“You sit down with your back to the screen. You don’t even know the screen is there, you are completely unaware of what will follow. Suddenly you turn around and the screen is already playing something and you’re just overwhelmed. That was our take on how you can add excitement to the experience”, explains Stefan.
The second problem that the m-Ride solved was the floor height. Brogent received a lot of requests from clients who wanted a flying theatre, but were limited to an existing building. Space in an existing building is almost always limited. Brogent solved this problem:
“The biggest change is that we removed the roll movement, the left-right of the gondola. Because, the left right of the gondola will require a large safety envelope, you have additional movement in the height because you bank left and right. The m-Ride does not have roll movement.” The company compromised on this movement, but also looked at its competition. “Soarin’ has no roll-movement either, so we thought we could give up on that to make the flying theatre more affordable and more compact to find new markets,” tells Stefan.

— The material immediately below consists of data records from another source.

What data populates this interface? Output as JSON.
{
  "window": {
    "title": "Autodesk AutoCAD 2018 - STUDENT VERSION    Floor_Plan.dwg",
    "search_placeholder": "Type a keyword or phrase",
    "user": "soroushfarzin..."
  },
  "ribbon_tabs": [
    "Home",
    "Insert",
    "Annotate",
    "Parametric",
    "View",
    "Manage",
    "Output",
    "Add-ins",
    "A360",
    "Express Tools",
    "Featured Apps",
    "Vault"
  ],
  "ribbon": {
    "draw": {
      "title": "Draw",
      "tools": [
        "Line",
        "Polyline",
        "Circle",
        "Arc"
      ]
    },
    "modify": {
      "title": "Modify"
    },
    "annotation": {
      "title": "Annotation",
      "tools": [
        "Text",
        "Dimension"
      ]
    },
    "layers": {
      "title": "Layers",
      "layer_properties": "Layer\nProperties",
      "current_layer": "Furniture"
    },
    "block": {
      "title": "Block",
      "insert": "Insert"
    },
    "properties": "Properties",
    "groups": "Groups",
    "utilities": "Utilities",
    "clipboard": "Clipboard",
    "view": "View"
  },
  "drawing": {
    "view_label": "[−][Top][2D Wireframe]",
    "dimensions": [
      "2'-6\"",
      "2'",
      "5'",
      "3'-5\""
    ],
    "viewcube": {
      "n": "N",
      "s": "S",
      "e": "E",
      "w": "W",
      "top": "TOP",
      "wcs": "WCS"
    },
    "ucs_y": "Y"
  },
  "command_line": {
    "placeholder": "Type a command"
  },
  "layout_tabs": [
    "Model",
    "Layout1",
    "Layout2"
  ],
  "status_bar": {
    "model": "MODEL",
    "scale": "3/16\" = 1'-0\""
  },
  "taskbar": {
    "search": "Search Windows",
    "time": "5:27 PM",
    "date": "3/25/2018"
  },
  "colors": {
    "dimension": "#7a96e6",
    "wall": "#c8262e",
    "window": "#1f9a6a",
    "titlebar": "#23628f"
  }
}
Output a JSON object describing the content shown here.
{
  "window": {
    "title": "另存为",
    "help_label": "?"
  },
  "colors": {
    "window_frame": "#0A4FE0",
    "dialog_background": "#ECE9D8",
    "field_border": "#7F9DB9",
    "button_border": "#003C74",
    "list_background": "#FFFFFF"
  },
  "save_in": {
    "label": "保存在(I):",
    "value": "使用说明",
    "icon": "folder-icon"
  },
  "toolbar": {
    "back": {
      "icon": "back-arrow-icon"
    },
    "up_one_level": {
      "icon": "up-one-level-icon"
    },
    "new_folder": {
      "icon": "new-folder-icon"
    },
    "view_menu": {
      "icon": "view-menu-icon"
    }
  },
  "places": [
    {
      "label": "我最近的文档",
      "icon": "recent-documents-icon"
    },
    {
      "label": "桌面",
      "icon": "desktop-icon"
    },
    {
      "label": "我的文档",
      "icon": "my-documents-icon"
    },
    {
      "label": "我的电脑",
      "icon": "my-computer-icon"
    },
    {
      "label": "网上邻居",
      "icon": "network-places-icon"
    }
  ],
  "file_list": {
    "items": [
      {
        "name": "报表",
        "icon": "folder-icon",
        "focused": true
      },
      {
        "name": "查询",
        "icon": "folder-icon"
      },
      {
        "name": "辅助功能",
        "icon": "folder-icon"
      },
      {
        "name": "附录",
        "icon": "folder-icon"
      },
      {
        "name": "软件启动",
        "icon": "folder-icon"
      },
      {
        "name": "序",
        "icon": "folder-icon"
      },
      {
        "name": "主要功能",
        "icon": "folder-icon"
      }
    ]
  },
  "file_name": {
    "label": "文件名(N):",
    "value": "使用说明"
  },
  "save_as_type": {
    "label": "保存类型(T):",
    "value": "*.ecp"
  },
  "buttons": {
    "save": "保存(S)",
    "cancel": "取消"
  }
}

The m-Ride also has a less sophisticated special effects system: the effects are not distributed to each individual rider anymore, but to two or three riders at the same time. With the attention focused on the movie, most riders will probably not even notice this change.
Good examples of the m-Rides are the flying theatres of the Legoland parks: LEGO Movie – Masters of Flight in Florida (U.S.A.), Emmet’s Flying Adventure – Masters of Flight in Billund (Denmark), Emmet’s Flying Adventure Ride in California (U.S.A.) and Flight of the Sky Lion at Windsor (England).

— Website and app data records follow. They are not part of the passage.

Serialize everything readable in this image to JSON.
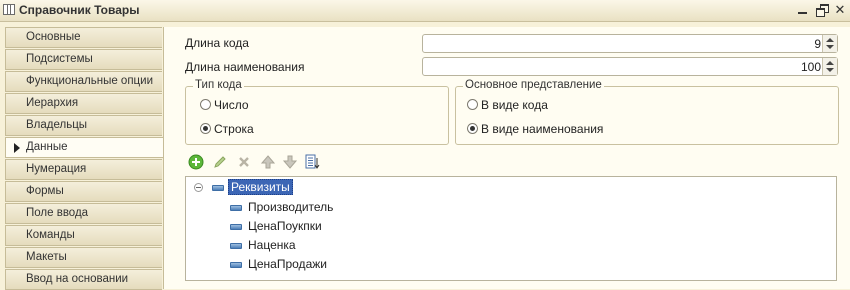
{
  "window": {
    "title": "Справочник Товары"
  },
  "sidebar": {
    "items": [
      {
        "label": "Основные"
      },
      {
        "label": "Подсистемы"
      },
      {
        "label": "Функциональные опции"
      },
      {
        "label": "Иерархия"
      },
      {
        "label": "Владельцы"
      },
      {
        "label": "Данные",
        "active": true
      },
      {
        "label": "Нумерация"
      },
      {
        "label": "Формы"
      },
      {
        "label": "Поле ввода"
      },
      {
        "label": "Команды"
      },
      {
        "label": "Макеты"
      },
      {
        "label": "Ввод на основании"
      }
    ]
  },
  "fields": {
    "code_length": {
      "label": "Длина кода",
      "value": "9"
    },
    "name_length": {
      "label": "Длина наименования",
      "value": "100"
    }
  },
  "code_type": {
    "title": "Тип кода",
    "options": [
      {
        "label": "Число",
        "selected": false
      },
      {
        "label": "Строка",
        "selected": true
      }
    ]
  },
  "main_presentation": {
    "title": "Основное представление",
    "options": [
      {
        "label": "В виде кода",
        "selected": false
      },
      {
        "label": "В виде наименования",
        "selected": true
      }
    ]
  },
  "toolbar": {
    "icons": [
      "add-icon",
      "edit-icon",
      "delete-icon",
      "move-up-icon",
      "move-down-icon",
      "sort-list-icon"
    ]
  },
  "tree": {
    "root": "Реквизиты",
    "children": [
      "Производитель",
      "ЦенаПоукпки",
      "Наценка",
      "ЦенаПродажи"
    ]
  }
}
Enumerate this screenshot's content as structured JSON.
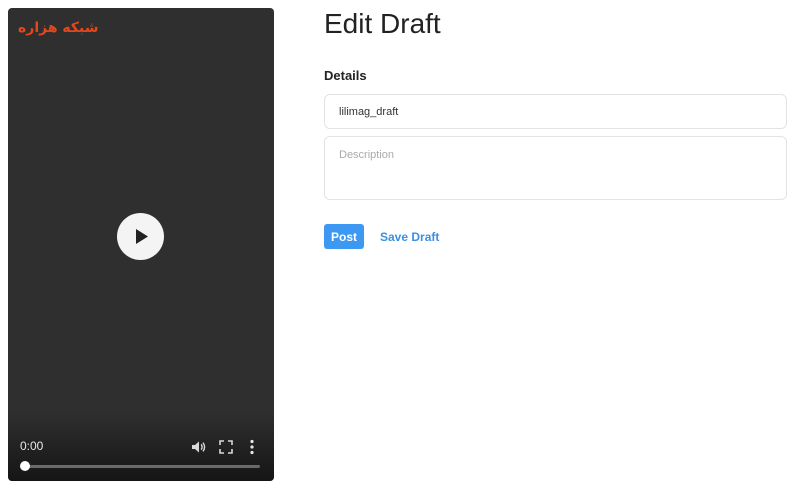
{
  "player": {
    "watermark_text": "شبکه هزاره",
    "current_time": "0:00",
    "progress_fraction": 0.0,
    "icons": [
      "play-icon",
      "volume-icon",
      "fullscreen-icon",
      "more-vertical-icon"
    ],
    "watermark_color": "#e3481c",
    "background_color": "#2f2f2f"
  },
  "form": {
    "title": "Edit Draft",
    "section_label": "Details",
    "title_value": "lilimag_draft",
    "description_placeholder": "Description",
    "description_value": "",
    "post_label": "Post",
    "save_draft_label": "Save Draft",
    "accent_color": "#3d98f2"
  }
}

The success of the flying theatre
Brogent Technologies is still working on expanding its catalogue, but the flying theatre will probably still be the most popular product in the upcoming years. “There are so many different markets we can sell to. We are talking to science museums, zoos, aquariums and shopping malls. Basically we can sell it to everyone. It’s not only theme parks. In China, we are now looking at national parks. They have beautiful nature parks, comparable to the national parks in the USA and if you show that from a flying perspective, it is also very interesting. There are really endless possibilities”, says Stafan.
Disney proved that a flying theatre in a theme park can be a success, but together with various operators, Brogent showed it can also be a success as a standalone attraction: “Why it can be a standalone has to do with the wide range of audience and the emotion and fascination that people have about flying,” tells Stefan. For thousands of years, mankind has had the wish to fly. The film of a flying theatre, combined with the movement of the gondolas gives you a feeling of freedom that can hardly be experienced during a real flight. “A flying theatre is just something special,” adds Stefan.
It is this feeling that gives a flying theatre a high repeatability. Stefan has experienced that himself: “I rode it hundreds, maybe even thousands of times. I just never get bored of it. I don’t know why that is the case, but that’s why I really think the Flying Theatre is a really good attraction.”
After this interview, we have good confidence that we will see a lot more Brogent rides in the future. Of course we will expect many new flying theatres, but hope to see more show and dark rides of Brogent being built. We would like to thank Stefan again for his time and insightful stories about the Flying Theatre.
© 2021 Dark Ride Database
Interview by Erik and Johan
Article by Erik